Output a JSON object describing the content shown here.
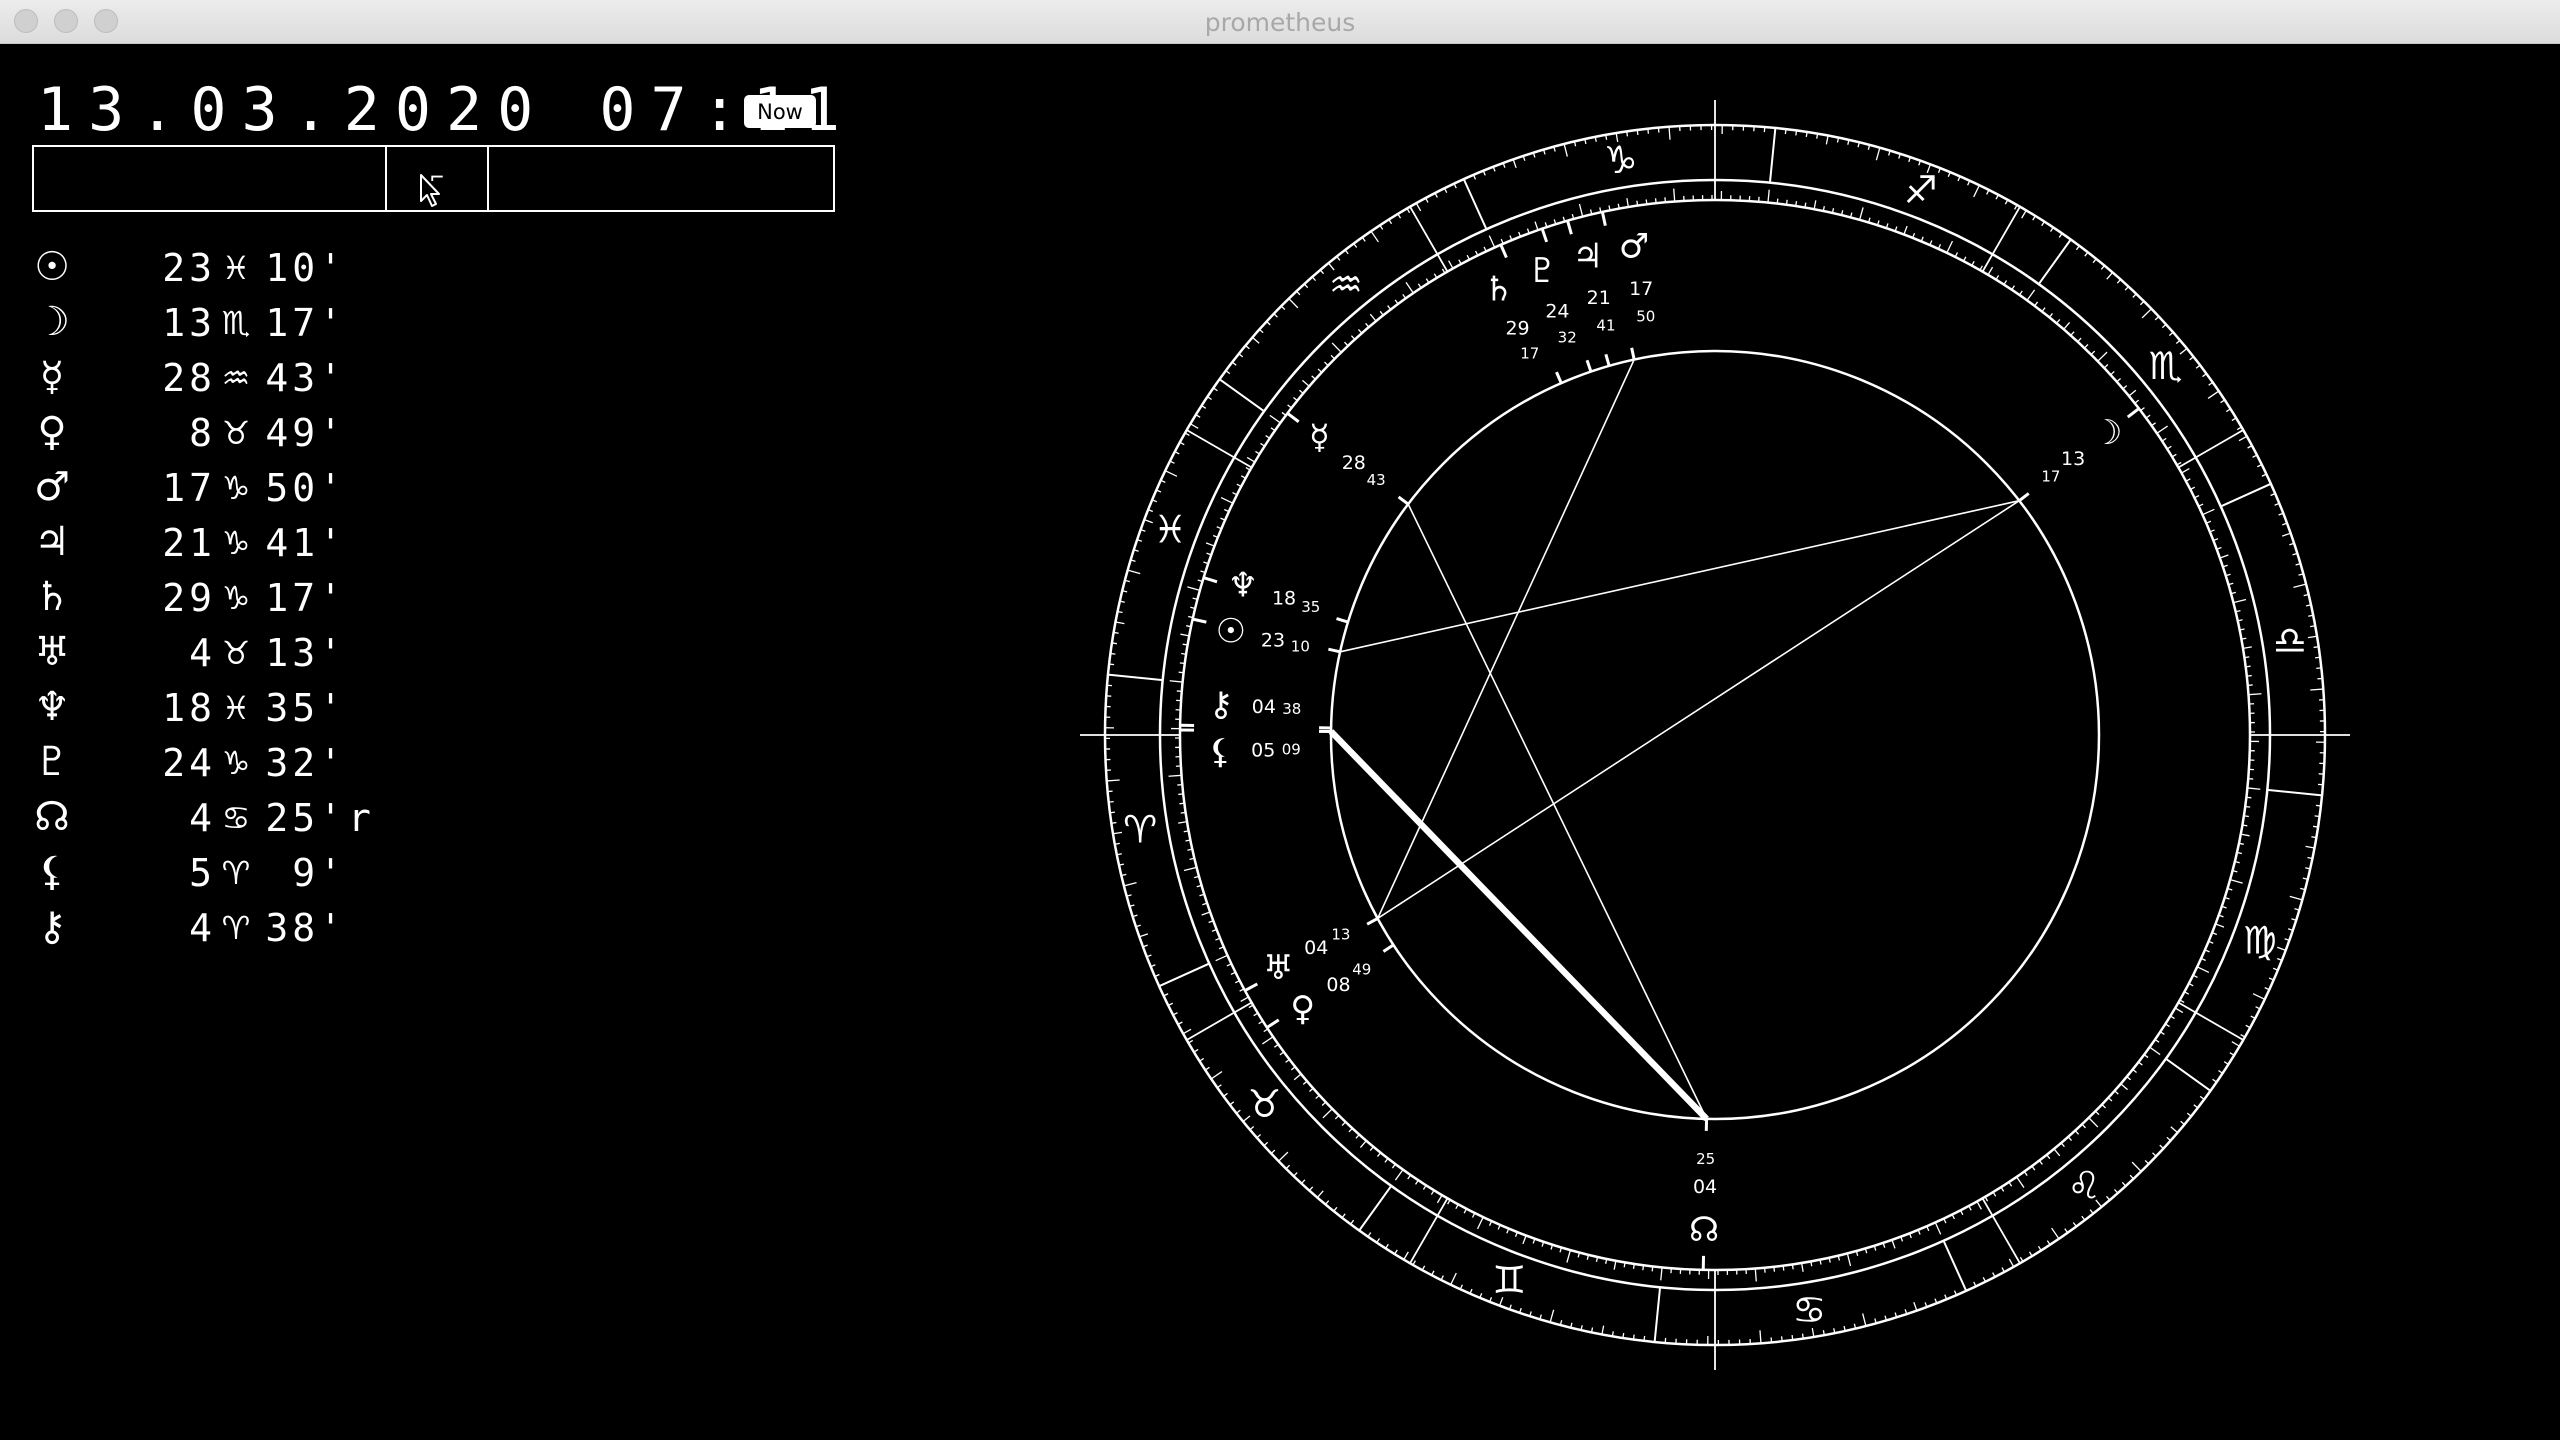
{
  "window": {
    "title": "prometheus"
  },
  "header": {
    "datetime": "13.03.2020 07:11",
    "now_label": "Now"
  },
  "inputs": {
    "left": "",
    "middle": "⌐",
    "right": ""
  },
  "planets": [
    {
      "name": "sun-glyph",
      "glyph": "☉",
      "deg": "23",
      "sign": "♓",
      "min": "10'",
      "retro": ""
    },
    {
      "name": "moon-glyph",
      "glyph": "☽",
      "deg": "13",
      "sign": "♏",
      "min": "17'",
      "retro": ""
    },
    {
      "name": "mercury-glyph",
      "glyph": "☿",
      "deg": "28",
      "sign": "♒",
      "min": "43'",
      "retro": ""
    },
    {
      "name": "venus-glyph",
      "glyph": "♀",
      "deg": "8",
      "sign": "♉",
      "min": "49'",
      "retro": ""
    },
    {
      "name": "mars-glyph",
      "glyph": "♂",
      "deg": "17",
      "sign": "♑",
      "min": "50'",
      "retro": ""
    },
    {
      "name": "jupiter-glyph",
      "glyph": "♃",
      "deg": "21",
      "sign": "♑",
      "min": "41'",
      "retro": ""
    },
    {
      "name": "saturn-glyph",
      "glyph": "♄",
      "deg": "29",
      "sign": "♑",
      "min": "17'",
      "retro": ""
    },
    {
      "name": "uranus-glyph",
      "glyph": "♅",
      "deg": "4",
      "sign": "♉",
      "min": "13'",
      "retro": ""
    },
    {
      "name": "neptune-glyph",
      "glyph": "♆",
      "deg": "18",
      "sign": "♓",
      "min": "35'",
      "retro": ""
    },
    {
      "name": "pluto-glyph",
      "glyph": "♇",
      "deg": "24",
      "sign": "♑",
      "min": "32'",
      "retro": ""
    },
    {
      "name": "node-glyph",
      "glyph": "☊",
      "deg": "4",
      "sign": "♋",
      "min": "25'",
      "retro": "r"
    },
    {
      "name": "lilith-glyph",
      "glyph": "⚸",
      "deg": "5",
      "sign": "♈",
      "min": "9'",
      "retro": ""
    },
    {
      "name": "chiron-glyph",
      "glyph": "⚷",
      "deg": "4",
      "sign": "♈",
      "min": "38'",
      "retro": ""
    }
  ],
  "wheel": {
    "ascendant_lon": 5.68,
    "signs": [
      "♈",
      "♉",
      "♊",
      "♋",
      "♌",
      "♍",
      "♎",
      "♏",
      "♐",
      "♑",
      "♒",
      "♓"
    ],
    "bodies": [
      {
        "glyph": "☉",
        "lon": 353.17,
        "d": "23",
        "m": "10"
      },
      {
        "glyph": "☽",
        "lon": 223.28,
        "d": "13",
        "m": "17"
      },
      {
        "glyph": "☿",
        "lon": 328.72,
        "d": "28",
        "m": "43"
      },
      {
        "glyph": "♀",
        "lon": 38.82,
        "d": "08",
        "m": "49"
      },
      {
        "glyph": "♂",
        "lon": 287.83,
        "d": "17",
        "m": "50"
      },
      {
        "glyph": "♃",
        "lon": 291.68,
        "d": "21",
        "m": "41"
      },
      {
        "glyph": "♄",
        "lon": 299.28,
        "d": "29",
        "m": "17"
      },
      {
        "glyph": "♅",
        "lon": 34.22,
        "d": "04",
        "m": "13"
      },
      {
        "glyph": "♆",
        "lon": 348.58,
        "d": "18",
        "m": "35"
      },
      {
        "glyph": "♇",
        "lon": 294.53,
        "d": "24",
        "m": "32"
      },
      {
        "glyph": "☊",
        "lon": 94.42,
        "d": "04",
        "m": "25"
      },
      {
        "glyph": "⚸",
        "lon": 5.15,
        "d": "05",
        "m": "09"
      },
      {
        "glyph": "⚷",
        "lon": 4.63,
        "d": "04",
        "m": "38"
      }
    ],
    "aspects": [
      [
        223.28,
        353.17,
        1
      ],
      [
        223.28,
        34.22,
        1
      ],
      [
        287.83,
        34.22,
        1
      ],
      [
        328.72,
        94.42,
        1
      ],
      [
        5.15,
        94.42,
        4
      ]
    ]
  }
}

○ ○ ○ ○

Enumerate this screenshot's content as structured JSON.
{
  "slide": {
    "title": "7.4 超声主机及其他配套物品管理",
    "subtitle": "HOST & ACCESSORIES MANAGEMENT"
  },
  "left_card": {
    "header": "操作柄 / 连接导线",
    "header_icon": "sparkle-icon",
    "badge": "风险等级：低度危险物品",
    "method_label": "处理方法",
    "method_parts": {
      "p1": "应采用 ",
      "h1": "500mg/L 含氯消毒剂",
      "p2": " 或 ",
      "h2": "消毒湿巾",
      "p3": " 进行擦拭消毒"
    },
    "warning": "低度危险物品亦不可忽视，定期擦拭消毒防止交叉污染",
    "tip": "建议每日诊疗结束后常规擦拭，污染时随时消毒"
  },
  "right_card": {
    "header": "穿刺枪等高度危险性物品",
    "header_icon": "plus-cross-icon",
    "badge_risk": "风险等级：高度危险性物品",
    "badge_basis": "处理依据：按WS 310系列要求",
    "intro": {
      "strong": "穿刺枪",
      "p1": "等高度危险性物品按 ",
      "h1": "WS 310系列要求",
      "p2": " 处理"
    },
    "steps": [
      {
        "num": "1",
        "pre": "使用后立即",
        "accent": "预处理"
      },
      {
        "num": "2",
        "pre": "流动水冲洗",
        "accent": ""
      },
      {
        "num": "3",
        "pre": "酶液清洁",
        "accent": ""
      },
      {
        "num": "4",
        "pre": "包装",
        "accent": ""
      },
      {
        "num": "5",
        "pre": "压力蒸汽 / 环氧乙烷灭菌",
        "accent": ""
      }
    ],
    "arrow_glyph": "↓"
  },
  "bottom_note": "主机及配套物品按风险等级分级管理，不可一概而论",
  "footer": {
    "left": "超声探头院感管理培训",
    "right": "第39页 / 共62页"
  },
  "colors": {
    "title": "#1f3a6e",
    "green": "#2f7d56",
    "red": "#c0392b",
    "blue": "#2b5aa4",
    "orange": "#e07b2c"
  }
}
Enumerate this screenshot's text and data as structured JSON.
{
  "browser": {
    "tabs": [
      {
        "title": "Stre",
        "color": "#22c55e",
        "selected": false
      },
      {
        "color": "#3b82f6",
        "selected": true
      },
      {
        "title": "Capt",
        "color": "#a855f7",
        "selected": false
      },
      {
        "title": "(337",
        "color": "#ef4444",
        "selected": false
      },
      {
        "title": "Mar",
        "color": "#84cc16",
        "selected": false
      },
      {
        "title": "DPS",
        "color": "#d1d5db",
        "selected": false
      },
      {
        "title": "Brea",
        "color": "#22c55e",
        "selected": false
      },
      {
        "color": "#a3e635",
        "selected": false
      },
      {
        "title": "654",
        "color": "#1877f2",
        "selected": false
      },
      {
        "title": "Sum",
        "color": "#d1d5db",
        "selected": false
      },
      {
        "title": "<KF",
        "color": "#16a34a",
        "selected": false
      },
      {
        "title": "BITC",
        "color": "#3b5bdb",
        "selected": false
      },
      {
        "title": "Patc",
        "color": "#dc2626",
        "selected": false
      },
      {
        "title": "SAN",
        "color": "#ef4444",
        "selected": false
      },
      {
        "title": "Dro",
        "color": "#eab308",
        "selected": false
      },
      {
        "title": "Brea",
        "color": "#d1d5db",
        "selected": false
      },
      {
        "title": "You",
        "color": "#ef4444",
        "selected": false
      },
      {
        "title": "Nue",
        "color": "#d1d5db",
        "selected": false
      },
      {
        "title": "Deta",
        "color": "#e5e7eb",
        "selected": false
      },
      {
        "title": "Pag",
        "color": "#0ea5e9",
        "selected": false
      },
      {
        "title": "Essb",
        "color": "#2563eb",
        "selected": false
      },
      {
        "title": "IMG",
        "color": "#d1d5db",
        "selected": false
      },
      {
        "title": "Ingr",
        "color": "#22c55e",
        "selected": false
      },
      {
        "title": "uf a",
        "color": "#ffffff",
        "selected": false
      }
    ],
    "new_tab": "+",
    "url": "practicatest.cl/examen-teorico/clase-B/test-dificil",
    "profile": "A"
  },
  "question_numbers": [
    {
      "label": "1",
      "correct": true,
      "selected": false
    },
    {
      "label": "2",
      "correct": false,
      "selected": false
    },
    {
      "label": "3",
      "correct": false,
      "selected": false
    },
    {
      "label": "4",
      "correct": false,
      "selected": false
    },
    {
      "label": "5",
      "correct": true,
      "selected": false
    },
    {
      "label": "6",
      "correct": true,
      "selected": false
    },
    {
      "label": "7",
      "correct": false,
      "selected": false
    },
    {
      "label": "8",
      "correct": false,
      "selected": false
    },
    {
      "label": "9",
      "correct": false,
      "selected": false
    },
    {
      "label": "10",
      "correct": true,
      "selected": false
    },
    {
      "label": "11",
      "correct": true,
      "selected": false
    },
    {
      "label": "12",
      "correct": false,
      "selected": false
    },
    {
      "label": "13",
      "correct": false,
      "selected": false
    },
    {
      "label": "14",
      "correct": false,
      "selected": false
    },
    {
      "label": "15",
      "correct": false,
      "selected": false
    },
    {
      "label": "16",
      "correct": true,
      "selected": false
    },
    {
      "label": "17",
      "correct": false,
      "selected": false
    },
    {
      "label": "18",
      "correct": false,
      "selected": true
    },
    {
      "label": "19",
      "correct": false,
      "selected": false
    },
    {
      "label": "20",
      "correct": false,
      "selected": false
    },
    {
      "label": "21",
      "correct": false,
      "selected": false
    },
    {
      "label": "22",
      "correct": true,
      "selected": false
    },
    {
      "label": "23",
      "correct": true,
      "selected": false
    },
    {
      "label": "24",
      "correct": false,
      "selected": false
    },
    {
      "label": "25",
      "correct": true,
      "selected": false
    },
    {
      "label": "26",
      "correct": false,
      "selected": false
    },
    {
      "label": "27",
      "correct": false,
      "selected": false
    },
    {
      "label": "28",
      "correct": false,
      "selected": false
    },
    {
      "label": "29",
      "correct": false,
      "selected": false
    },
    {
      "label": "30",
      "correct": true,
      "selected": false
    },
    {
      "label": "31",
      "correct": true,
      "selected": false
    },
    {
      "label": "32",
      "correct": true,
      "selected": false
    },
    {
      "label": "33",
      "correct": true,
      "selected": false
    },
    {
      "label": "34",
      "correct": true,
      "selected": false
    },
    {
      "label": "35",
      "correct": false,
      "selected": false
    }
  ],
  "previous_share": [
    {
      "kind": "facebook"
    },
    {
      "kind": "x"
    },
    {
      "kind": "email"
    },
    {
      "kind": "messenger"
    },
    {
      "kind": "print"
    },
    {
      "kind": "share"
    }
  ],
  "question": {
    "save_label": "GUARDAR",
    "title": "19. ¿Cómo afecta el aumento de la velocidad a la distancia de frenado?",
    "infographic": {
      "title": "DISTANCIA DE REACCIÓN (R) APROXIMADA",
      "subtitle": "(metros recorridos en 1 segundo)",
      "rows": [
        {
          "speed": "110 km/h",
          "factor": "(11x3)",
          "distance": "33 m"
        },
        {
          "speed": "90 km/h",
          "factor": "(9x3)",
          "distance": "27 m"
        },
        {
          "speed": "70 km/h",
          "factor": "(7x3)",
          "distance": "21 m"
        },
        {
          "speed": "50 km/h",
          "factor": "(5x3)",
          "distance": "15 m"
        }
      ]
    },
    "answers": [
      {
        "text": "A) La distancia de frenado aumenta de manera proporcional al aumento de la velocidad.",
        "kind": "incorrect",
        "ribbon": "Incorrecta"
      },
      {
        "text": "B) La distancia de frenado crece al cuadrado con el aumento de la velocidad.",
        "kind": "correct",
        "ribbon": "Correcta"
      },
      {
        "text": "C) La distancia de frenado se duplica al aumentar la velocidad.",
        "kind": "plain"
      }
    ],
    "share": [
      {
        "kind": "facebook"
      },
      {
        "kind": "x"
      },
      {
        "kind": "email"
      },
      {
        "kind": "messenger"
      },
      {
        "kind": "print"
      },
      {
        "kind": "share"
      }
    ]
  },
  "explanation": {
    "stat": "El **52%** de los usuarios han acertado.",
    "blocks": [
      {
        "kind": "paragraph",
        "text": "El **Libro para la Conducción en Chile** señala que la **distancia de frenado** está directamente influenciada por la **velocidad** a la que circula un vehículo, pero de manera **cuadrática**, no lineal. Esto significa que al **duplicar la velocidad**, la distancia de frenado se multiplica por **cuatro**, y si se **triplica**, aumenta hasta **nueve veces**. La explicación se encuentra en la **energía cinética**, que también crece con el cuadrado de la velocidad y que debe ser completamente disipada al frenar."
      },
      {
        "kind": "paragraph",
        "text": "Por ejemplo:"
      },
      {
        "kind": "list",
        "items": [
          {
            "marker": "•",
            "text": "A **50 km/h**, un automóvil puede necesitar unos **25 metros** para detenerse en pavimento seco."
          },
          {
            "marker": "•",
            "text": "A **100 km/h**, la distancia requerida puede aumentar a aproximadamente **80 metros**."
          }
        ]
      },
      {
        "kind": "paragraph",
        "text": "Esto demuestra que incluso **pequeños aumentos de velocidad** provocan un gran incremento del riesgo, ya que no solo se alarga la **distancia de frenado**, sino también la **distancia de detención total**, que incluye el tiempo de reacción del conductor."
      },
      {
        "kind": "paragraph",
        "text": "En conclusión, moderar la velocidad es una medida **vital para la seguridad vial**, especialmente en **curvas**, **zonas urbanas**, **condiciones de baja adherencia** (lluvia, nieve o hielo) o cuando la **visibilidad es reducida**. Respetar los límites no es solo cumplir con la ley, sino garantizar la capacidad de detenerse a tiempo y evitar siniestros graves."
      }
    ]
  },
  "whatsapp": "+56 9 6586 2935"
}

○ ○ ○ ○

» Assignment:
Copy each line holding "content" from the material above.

» Task response:
Output a JSON object describing the content shown here.
Enumerate this screenshot's content as structured JSON.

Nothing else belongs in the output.